While China accounts for less than one percent of Slovenia’s exports, this number grew by roughly four percent in the last three years. In imports, however, China represents roughly seven percent of the volume, with the number growing by 41 percent in the last three years. Fraying of relations could also bring wider, indirect consequences, such as pressure on EU companies to exclude Slovenian products from their supply chain. This could affect Slovenia’s trade with its top partners such as Germany, Italy, Croatia, and Austria.
To remind of the Lithuanian example, China tightened the customs procedure, stranding Lithuanian containers at the border. Bigger European companies such as BMW were even pressured to remove products of Lithuanian origin from their supply chain. According to the Bank of Lithuania, this could affect the country’s GDP in the following years. In 2022, GDP growth could decrease by 0.5 percent and up to 1.3 percent in 2023. While Slovenia conducts most trade within the EU and the Western Balkans, economic coercion measures would have a negative effect on the future of its growing trade with China.
Ferocious Relations in the Year of the Tiger
Reacting to the developments, the Chinese Foreign Ministry called Janša’s statement “dangerous.” In what was an expected reaction, it reiterated that Taiwan is part of China and expressed strong opposition to Prime Minister Janša’s statement calling Taiwan a country, as well as his announcement that the two sides will exchange economic and cultural offices.
So far, no further economic consequences have been reported. The crisis was perhaps mitigated by Slovenia’s reaffirmation of the One-China Policy, and clarification on the name of the offices. Slovenia also did not join the diplomatic boycott of the Winter Olympic Games in Beijing spearheaded by the US, further smoothing bilateral ties.
Whether Slovenia and Lithuania’s actions will develop into a larger movement within the EU is yet to be seen. At the end of the day, China remains an important trade and economic partner for the EU, even the smallest of its member states. That the same results in trade with Taiwan would be replicated is not a guarantee, although Taiwanese media welcomed Prime Minister Janša’s statements.
Domestically, Janša has been politically tough on China, casting aspersions that it is financing the center-left/left coalition KUL. Nonetheless, Janša has been generally striving to maintain good economic relations with China. Despite his remarks, Huawei, for example, was given a commemorative plaque awarded by the Government of Slovenia for its efforts to prevent the spread of COVID-19. It seems Slovenia under Janša’s administration is keen on sitting on the fence, benefiting from trade with both China and Taiwan while keeping overall policy somewhat ambivalent.

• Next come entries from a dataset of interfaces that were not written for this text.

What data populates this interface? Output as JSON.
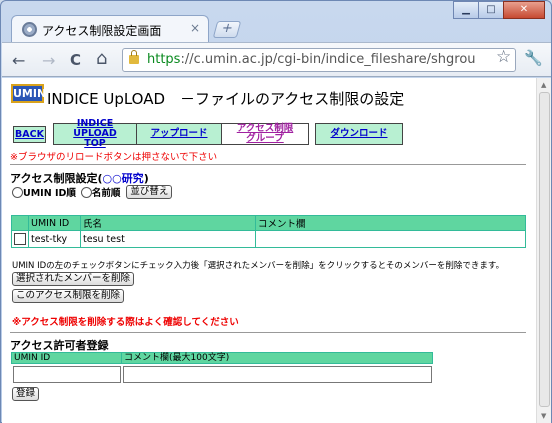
{
  "browser": {
    "tab_title": "アクセス制限設定画面",
    "tab_close": "×",
    "new_tab": "+",
    "url_scheme": "https",
    "url_rest": "://c.umin.ac.jp/cgi-bin/indice_fileshare/shgrou",
    "window_controls": {
      "minimize": "▁",
      "maximize": "□",
      "close": "✕"
    },
    "nav_icons": {
      "back": "←",
      "forward": "→",
      "reload": "C",
      "home": "⌂",
      "star": "☆",
      "wrench": "🔧"
    }
  },
  "page": {
    "logo_text": "UMIN",
    "title": "INDICE UpLOAD　－ファイルのアクセス制限の設定",
    "nav": {
      "back": "BACK",
      "top_line1": "INDICE UPLOAD",
      "top_line2": "TOP",
      "upload": "アップロード",
      "group_line1": "アクセス制限",
      "group_line2": "グループ",
      "download": "ダウンロード"
    },
    "reload_warning": "※ブラウザのリロードボタンは押さないで下さい",
    "access_title_prefix": "アクセス制限設定(",
    "access_title_link": "○○研究",
    "access_title_suffix": ")",
    "sort": {
      "option_umin": "UMIN ID順",
      "option_name": "名前順",
      "button": "並び替え"
    },
    "member_table": {
      "headers": [
        "",
        "UMIN ID",
        "氏名",
        "コメント欄"
      ],
      "rows": [
        {
          "umin_id": "test-tky",
          "name": "tesu test",
          "comment": ""
        }
      ]
    },
    "description": "UMIN IDの左のチェックボタンにチェック入力後「選択されたメンバーを削除」をクリックするとそのメンバーを削除できます。",
    "delete_selected_button": "選択されたメンバーを削除",
    "delete_restriction_button": "このアクセス制限を削除",
    "delete_warning": "※アクセス制限を削除する際はよく確認してください",
    "register": {
      "title": "アクセス許可者登録",
      "header_umin": "UMIN ID",
      "header_comment": "コメント欄(最大100文字)",
      "umin_value": "",
      "comment_value": "",
      "button": "登録"
    }
  }
}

However, it cannot be ruled out that the latest moves might signal an honest change of tack. The opening of cultural and economic representative offices, as well as a tougher stance on China, may herald a new Slovenian foreign policy: less pragmatic, more daring in diverging from the EU’s stance, and all the while emphasizing transatlantic cooperation.
In the end, it is clearly in Slovenia’s economic interest to keep relations with China warm. Whether it is also in Janša’s personal interest remains an unanswered question.

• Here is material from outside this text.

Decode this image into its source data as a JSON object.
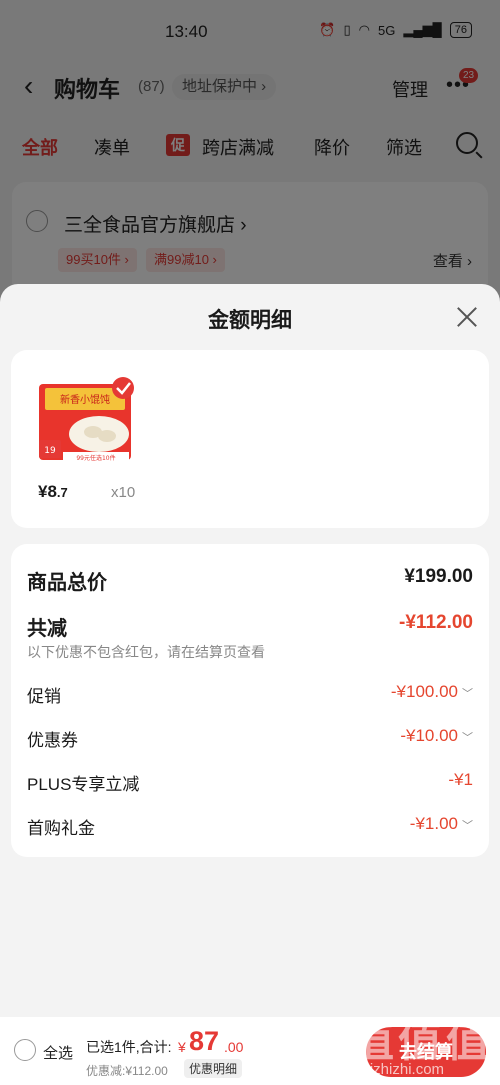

As Slovenia heads toward elections in April, a change in the administration might also bring a return to the pragmatic China policy stance. In the end, this pivotal election could halt the process of exchanging representative offices with Taipei in its tracks.